Opinion 14/05/2019

I went to get some lunch this afternoon from a Thai restaurant and it actually was very nice, very generous of me to have offered to get lunch also for two of my colleagues, they paid, and when I'm at up to the store goddammit if there wasn't a 15 minute wait but I held out.

When I got my pad Thai back to the office handed the other two out and sat down stuffed my face with Pad Thai I might have had it all in five minutes, less probably.

I then pick up the bag from whence it came and what do you know written on the receipt on the bag is not only the sum that I paid for but also my name which they asked for.

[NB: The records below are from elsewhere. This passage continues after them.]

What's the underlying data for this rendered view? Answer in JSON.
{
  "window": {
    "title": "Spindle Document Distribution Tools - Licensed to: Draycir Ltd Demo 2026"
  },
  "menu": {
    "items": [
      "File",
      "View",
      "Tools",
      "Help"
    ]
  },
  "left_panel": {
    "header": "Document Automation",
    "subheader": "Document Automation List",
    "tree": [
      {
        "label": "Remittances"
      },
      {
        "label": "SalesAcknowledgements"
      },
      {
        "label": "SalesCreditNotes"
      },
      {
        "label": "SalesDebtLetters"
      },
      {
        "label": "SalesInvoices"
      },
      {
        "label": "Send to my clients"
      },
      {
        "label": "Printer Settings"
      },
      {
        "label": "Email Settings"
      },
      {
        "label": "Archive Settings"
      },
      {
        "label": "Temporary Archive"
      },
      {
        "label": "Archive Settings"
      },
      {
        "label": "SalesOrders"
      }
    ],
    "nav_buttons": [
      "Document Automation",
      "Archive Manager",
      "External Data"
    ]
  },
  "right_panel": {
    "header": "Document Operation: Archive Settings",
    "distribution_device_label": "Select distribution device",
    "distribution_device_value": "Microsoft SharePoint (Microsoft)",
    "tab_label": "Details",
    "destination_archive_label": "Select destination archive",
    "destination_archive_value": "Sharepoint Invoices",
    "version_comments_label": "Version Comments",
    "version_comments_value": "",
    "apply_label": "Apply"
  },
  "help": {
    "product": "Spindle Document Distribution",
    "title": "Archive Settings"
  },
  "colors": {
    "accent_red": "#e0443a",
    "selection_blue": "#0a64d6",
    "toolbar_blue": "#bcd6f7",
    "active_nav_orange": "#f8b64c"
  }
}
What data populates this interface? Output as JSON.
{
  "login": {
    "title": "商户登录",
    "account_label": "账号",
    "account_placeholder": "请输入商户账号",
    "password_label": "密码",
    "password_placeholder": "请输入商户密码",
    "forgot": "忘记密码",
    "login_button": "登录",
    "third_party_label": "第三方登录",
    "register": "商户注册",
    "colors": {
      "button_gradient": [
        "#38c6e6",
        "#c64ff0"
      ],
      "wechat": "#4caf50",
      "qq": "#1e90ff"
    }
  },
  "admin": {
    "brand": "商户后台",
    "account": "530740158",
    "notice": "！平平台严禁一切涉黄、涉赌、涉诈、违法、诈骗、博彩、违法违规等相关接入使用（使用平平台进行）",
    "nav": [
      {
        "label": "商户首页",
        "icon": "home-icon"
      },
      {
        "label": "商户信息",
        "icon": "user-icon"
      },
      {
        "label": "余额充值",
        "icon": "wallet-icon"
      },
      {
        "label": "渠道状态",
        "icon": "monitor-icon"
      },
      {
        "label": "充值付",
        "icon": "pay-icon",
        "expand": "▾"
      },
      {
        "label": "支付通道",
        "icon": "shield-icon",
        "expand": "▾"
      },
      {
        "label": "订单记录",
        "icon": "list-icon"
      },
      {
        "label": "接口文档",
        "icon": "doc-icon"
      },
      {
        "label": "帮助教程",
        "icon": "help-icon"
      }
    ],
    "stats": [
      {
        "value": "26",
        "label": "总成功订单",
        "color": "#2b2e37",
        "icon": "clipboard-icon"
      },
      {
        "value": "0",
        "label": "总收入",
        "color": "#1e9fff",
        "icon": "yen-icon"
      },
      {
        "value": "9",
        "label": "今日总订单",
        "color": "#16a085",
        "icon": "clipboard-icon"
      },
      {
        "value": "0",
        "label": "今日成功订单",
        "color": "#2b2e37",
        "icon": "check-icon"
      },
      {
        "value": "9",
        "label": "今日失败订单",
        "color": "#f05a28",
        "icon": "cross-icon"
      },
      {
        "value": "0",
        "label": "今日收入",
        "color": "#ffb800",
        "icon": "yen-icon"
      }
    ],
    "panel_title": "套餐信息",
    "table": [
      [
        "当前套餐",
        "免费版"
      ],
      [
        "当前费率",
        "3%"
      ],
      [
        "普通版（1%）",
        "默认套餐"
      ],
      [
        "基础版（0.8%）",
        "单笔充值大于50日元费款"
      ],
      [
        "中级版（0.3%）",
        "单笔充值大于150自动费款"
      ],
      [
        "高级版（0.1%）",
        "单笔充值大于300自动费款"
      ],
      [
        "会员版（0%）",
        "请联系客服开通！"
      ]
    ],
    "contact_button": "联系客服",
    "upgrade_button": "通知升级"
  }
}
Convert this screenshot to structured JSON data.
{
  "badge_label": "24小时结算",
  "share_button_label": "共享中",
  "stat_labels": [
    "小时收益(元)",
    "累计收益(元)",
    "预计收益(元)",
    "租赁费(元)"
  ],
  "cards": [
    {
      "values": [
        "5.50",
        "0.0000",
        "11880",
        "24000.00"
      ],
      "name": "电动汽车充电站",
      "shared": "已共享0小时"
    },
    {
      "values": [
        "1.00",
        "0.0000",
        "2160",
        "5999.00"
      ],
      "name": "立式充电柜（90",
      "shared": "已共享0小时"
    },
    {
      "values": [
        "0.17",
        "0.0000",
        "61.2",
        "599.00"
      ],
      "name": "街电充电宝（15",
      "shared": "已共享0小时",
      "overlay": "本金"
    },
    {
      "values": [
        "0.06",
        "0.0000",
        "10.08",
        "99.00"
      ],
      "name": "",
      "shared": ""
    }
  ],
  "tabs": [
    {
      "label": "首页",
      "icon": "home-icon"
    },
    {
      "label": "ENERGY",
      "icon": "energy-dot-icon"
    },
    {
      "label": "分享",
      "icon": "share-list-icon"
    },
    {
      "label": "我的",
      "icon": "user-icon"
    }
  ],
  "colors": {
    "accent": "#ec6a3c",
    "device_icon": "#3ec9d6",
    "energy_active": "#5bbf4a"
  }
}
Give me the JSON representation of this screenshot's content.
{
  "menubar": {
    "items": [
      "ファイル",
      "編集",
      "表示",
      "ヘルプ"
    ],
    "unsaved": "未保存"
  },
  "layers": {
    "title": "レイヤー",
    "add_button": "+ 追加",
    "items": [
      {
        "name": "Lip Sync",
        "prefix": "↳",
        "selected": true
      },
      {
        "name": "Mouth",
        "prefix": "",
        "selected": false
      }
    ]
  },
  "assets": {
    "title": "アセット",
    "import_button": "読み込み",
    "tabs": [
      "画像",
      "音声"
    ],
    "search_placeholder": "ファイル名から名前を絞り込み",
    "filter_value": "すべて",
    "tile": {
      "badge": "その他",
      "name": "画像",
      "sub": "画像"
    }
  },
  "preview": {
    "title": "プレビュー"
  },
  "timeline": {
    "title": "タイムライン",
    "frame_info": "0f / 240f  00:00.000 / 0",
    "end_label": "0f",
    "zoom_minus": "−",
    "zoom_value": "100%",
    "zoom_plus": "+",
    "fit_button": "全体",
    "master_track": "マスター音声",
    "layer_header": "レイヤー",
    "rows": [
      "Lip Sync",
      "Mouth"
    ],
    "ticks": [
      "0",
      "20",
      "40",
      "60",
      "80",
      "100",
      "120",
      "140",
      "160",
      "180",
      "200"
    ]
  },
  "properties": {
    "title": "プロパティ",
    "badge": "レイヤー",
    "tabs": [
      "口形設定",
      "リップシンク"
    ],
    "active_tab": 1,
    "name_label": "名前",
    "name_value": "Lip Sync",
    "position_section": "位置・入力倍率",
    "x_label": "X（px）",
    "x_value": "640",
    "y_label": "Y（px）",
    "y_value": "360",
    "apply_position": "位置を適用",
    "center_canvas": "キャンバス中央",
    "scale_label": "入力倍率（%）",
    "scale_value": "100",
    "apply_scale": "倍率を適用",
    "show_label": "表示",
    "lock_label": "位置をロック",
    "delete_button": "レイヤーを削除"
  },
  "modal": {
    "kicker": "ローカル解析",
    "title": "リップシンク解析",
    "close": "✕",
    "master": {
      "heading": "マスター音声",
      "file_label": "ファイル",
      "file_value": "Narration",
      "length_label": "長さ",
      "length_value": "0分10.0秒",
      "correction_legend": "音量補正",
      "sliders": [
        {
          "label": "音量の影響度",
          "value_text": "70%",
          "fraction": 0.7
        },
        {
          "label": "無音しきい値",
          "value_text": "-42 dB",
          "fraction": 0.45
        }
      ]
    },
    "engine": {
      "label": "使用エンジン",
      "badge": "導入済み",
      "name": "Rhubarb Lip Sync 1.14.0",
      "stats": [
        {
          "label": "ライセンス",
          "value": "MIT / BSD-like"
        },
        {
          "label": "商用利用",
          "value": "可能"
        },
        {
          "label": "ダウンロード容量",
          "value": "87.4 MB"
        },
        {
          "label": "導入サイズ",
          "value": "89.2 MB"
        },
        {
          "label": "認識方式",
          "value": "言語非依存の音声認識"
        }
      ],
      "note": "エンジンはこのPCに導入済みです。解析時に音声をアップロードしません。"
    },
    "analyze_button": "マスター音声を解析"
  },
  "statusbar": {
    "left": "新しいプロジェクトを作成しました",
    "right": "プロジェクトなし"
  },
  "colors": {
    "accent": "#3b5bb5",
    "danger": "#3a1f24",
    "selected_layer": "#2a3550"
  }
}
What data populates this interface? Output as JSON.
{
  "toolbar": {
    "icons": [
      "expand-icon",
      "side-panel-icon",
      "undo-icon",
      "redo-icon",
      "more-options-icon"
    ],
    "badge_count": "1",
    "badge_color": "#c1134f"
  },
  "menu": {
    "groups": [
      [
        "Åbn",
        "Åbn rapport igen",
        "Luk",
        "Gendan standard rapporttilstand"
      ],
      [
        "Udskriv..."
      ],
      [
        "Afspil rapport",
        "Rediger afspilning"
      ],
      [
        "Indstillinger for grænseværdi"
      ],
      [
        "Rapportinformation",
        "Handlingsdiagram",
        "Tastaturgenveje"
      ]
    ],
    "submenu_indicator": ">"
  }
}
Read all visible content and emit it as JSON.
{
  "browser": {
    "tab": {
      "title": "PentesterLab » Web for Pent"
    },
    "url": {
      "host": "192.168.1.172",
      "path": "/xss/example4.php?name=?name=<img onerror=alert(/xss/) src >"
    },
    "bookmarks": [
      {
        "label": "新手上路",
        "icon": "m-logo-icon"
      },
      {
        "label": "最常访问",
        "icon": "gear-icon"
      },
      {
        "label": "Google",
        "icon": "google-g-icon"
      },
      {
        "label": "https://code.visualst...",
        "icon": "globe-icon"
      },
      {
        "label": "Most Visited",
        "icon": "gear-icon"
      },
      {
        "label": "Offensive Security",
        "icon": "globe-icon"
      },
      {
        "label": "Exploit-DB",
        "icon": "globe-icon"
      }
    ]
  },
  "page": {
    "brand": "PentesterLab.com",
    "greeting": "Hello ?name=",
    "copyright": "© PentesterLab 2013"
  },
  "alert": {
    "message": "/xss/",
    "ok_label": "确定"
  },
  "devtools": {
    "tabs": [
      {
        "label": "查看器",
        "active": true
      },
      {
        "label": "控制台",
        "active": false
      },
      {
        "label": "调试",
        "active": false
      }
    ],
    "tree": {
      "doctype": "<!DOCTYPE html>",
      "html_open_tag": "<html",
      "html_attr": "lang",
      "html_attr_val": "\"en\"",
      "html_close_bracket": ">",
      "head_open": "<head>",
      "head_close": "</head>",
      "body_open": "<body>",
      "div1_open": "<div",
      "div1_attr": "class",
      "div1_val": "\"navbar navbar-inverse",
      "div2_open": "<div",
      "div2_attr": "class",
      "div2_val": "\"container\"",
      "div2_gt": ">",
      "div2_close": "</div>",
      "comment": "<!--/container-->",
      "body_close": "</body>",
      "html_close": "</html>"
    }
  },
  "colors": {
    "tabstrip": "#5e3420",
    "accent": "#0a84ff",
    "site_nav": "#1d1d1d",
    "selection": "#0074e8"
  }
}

The lovely woman behind the counter asked for my name because it was so busy, and written on the docket following my name was a description.

It says ‘tall, white guy’ on the receipt.

It made me smile because it wasn't that long ago that I wrote an opinion piece on the newshub website about exactly this but in reverse. A woman complained to the media after a receipt which she was handed at a cafe said Asian woman on it.

She slammed the cafe as racist, I will not slam this restaurant has racist.

That is because they were using the colour of my skin and my height as identifiers.

Question; do I feel racially aggrieved? Answer No.

Question; can a white person be racially aggrieved? Answer; of course they can.

Ryan then reads from his original opinion piece which you can find here.

I say identifying a group by race is not racism.

Racism would be if it were implied that there was something wrong with or inferior about someone's race.

Labelling somebody as racist for describing an Asian as such is equivalent to labelling somebody sexist for describing a woman as such.

Ethnic labels are not in and of themselves racist.

If they were could we not being considered the government racist for identifying and creating data on certain cohorts of society by race?

Racism should be condemned but only when it actually occurs and that's the case in this example too.

To be honest with you the woman was busy, the restaurant was packed, and she was a nice girl.

She was just doing a quick shorthand to try and make sure she knew who it was that ordered what on a busy day.

She was not racist. Not for a second would I think she was racist.

Now if she had thrown the food at me and told me to get out of the cafe in a hurry, well, I might have a different opinion but she didn't.

I just think you've got to look at somebody's attitude, their intent, and the fact that using the word white to describe someone is no different to using the word man or woman is it?

Although I suppose there are people out there that could find that offensive today too.

To call someone a man or woman. Well stuff it, I mean you look like a man or you look like a woman.

Or you look like something in between, in which case I probably wouldn't say.

I guess the question today is do you think it's racist?

I ask because there were many when the original article about the woman complaining came out that did think it was racist.

There was outrage.

Ryan Bridge is host of Magic Talk Drive.